© New Zealand Broadcasting School 2021

Future of skiing set to change with the climate

Travis Mitchell
Mt Hutt Snow Guns
Snow guns preparing the ski field at Mt Hutt  Black Bird Production

The future of skiing in New Zealand is set for dramatic change over the next century but resorts are prepared.

Climate change will have a major effect on the future of New Zealand's ski seasons, as a large rise in the snowline is predicted. 

Hydrological forecasting scientist from NIWA Dr Jono Conway said by the end of the century the prediction was for 1.5-degree warming and a 10 percent precipitation increase.

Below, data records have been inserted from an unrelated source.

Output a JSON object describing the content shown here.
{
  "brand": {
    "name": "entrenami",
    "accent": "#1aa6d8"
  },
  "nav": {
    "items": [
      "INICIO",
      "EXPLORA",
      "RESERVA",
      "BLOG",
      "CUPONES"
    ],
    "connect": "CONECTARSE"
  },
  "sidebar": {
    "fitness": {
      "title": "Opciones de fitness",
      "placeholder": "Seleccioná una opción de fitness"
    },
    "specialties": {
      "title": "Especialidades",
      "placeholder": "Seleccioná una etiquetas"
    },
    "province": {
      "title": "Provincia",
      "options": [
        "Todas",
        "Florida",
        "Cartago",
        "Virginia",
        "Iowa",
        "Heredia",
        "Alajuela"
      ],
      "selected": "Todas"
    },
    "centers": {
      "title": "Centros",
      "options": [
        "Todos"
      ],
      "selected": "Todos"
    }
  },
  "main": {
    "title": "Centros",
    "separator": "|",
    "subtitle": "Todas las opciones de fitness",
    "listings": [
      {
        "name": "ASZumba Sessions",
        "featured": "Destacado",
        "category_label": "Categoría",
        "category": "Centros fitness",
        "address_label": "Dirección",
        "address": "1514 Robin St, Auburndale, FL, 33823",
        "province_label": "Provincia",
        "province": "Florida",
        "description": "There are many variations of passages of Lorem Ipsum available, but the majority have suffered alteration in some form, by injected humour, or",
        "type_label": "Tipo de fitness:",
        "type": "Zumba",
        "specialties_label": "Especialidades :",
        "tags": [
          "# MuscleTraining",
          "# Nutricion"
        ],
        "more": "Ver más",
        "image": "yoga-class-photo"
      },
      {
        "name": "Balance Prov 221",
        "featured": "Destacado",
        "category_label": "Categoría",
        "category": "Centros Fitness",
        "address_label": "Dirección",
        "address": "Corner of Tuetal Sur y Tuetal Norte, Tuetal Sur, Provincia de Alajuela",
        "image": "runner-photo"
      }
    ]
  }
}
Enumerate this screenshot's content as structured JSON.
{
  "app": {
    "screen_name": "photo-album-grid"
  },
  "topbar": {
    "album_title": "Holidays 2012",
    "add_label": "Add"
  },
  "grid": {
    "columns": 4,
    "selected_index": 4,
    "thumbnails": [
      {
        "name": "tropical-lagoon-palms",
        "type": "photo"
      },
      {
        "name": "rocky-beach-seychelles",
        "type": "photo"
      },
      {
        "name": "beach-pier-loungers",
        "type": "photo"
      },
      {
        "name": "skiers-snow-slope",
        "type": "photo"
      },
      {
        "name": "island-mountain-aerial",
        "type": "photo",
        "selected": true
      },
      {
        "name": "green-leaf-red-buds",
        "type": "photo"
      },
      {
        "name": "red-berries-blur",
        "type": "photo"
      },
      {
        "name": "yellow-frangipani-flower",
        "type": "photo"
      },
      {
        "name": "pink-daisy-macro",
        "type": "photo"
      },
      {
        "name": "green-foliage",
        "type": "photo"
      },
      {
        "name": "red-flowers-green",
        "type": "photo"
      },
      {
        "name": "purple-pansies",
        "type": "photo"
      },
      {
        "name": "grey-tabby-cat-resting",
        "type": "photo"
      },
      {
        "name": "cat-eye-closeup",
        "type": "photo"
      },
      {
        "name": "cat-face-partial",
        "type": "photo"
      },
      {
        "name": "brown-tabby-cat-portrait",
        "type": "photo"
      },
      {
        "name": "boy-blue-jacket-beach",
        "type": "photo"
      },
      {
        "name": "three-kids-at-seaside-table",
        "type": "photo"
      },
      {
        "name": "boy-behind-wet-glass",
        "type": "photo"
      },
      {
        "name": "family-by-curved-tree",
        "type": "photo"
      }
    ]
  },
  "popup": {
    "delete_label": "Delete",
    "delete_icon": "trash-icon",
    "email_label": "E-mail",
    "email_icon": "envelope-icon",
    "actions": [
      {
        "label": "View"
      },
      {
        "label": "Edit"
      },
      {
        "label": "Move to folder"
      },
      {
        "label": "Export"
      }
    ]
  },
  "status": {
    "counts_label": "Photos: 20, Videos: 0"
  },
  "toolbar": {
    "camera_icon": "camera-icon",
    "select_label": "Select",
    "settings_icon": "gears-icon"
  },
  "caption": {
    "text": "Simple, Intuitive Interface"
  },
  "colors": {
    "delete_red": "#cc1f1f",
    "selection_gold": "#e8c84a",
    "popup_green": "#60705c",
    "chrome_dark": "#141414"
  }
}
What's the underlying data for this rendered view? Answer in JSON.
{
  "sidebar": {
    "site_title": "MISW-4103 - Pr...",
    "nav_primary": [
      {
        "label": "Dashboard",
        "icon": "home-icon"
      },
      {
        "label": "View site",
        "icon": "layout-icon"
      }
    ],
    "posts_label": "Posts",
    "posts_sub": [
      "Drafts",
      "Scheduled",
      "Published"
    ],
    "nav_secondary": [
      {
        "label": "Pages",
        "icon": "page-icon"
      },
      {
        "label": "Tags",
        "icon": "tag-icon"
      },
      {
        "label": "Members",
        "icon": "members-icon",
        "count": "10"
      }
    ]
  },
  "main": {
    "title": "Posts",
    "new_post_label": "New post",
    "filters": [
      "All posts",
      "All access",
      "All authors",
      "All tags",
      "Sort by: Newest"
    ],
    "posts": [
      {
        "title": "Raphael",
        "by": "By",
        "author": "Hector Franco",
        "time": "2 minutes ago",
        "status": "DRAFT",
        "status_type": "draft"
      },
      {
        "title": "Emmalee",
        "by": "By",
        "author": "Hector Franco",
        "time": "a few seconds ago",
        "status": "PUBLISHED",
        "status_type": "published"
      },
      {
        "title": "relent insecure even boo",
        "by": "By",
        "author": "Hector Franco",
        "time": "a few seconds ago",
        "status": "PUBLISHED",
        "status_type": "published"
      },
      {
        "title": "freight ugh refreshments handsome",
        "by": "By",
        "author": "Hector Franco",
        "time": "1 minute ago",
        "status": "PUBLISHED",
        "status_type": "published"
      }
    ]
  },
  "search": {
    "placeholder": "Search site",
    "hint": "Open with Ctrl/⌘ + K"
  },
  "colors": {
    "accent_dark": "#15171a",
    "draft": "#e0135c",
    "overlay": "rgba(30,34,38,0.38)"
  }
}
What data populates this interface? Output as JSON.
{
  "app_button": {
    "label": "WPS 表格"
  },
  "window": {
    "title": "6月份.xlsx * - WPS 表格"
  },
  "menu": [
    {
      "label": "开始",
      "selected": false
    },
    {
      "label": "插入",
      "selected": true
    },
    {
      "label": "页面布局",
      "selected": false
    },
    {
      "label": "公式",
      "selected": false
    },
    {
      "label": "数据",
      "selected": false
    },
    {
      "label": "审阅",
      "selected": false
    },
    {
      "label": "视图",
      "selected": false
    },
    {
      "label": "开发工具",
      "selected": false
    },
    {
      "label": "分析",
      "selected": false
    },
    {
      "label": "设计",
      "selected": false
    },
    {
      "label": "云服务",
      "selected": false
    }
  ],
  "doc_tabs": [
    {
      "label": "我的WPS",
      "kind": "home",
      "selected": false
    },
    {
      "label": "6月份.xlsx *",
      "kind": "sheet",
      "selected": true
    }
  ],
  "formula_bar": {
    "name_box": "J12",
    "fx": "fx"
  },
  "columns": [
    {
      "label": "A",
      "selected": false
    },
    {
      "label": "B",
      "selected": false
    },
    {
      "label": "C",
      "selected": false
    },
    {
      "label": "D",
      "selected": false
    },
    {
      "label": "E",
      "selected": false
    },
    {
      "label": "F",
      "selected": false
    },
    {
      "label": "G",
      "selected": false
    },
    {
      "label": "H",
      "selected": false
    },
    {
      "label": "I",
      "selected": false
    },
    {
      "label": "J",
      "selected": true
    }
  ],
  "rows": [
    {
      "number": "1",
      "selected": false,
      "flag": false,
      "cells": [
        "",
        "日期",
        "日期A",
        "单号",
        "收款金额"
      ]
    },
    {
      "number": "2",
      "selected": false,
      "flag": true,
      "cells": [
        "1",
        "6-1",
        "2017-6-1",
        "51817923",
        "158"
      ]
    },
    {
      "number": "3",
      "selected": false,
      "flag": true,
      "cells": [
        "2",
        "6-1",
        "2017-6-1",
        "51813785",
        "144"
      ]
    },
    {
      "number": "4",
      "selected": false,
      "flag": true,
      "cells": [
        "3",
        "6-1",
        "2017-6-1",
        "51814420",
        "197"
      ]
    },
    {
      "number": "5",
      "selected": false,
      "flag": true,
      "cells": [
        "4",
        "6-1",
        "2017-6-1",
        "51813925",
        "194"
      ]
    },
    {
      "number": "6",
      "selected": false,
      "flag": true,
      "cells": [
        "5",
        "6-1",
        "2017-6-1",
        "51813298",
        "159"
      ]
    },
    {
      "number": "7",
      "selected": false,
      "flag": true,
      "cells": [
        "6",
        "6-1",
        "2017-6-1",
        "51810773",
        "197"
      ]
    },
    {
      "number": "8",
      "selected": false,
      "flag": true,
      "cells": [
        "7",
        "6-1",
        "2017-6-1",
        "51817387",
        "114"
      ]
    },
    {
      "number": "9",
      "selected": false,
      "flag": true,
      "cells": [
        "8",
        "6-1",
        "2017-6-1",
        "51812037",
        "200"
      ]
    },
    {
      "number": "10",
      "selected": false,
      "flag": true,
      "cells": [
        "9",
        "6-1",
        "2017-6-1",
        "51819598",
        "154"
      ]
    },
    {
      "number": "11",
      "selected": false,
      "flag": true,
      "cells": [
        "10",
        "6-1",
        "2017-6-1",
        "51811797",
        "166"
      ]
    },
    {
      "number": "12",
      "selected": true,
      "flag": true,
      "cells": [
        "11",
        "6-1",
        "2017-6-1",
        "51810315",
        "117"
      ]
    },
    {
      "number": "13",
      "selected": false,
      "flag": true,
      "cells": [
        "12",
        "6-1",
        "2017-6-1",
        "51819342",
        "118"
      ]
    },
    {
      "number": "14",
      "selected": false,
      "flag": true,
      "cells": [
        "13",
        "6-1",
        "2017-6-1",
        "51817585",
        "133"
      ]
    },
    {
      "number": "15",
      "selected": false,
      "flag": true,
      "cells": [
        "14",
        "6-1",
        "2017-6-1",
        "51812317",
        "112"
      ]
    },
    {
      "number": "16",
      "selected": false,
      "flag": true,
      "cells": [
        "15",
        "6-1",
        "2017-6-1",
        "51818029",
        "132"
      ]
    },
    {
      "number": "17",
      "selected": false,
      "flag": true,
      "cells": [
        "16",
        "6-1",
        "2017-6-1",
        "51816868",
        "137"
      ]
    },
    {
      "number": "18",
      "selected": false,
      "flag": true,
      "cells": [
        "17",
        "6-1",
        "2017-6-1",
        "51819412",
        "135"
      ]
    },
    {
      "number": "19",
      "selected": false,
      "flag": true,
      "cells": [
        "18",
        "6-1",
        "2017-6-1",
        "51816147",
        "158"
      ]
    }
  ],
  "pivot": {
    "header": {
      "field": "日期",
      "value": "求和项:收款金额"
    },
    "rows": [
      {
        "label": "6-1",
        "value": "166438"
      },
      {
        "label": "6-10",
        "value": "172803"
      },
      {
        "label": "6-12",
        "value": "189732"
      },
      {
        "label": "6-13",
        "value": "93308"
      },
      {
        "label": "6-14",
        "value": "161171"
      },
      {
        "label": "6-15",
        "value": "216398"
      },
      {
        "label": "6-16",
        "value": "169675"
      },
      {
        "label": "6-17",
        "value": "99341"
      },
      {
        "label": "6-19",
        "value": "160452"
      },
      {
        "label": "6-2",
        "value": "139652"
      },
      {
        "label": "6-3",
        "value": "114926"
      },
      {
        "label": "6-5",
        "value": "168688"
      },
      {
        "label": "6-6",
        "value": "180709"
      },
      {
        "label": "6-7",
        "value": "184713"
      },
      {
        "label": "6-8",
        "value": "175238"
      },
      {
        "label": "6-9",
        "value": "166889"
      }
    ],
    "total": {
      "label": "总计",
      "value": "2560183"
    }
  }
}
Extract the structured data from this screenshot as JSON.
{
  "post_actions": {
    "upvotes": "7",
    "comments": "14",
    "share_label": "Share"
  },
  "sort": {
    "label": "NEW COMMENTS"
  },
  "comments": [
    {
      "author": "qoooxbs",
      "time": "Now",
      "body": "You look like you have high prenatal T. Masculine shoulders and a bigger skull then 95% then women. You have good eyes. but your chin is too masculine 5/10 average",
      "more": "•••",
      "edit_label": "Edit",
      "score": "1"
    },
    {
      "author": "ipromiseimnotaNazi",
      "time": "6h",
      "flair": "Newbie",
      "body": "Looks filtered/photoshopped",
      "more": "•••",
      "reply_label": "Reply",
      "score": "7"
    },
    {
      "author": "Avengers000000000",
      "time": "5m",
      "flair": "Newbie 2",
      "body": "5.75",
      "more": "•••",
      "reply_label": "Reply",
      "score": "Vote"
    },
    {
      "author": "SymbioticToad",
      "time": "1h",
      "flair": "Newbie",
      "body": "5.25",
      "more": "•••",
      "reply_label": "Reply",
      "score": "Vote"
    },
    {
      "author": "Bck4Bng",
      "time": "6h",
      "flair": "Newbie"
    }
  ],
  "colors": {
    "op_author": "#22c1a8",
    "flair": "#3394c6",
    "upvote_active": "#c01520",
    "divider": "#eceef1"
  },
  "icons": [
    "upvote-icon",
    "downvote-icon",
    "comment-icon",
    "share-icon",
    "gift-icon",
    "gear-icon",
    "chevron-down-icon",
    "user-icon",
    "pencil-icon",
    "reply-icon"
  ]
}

This will cause a 200 metre rise in the snowline.

“This 200-metre rise is more than we had previously thought it would be, we first predicted a 150-metre rise at most,” Conway said. 

The latest generation of climate input and models has also shown NIWA a reduction in the time snow will stay on the ground by six to seven weeks. 

That is between 20-50 percent of the snow cover. 

Conway said this would affect all ski resorts and clubs in New Zealand significantly as all mountains are reasonably low in elevation. 

So, if you think about the base of Mt Hutt, it's around 1400 metres and goes up to 2000 metres, so now the snow that you're getting at the top at 2000 metres will be what you get at 1800 metres now. 

New Zealand ski seasons are based on seasonal snow that comes in the winter and melts in spring. 

Conway said this meant the mountains were susceptible to variability from one year to the next and there would always be good yearand bad years.  

With climate change in general it’s going to get warmer, and although that warming is going to mean less snowwe will still be able to ski for generations to come. 

Mt Philistine site near Arthurs Pass in August 2016. Dr Jono Conway

Libby Baron, a spokesperson for NZSkiwhich owns Mt Hutt, The Remarkables, and Coronet Peak skifields, said the South Island’s skiers and snowboarders do not need to worry. 

“Although this doesn’t sound great for the future, we are always upgrading and future-proofing our mountains with snowmaking capabilities.” 

She said in future, people must be prepared to ride man-made snow,” if a bad season occurs. 

Baron said they have just finished commissioning for a new snowmaking bore at Mt Hutt which can draw more water to make more snow, for greater periods. 

Snowmaking is already a key factor to opening the mountains on time and will progress to become more important as the years go by. 

This season is expected to be a warmer and drier winter which may see snow-making being a crucial factor to mountains opening on time.

Climate scientist for NIWA, Gregor Macara, said it was hard to be precise about what this season may look like as New Zealand ski seasons could be defined by a couple of snowfalls.

"It's not great news for the ski season, but it doesn't necessarily write off the fact that could still be good because you only need one or two good dumps."

Macara said dry conditions also made for nice snow as long as the temperature up the mountain was below zero.

"If you got a dump of snow and then clear skies, that dries out the snowpack and makes for nice chalky snow which can be quite pleasant conditions for skiers and snowboarders."

Mt Hutt is set to open on June 11.



SNOW 2 v2
NIWA's Muller Hut site near Mt Cook Village from October 2019. Dr Jono Conway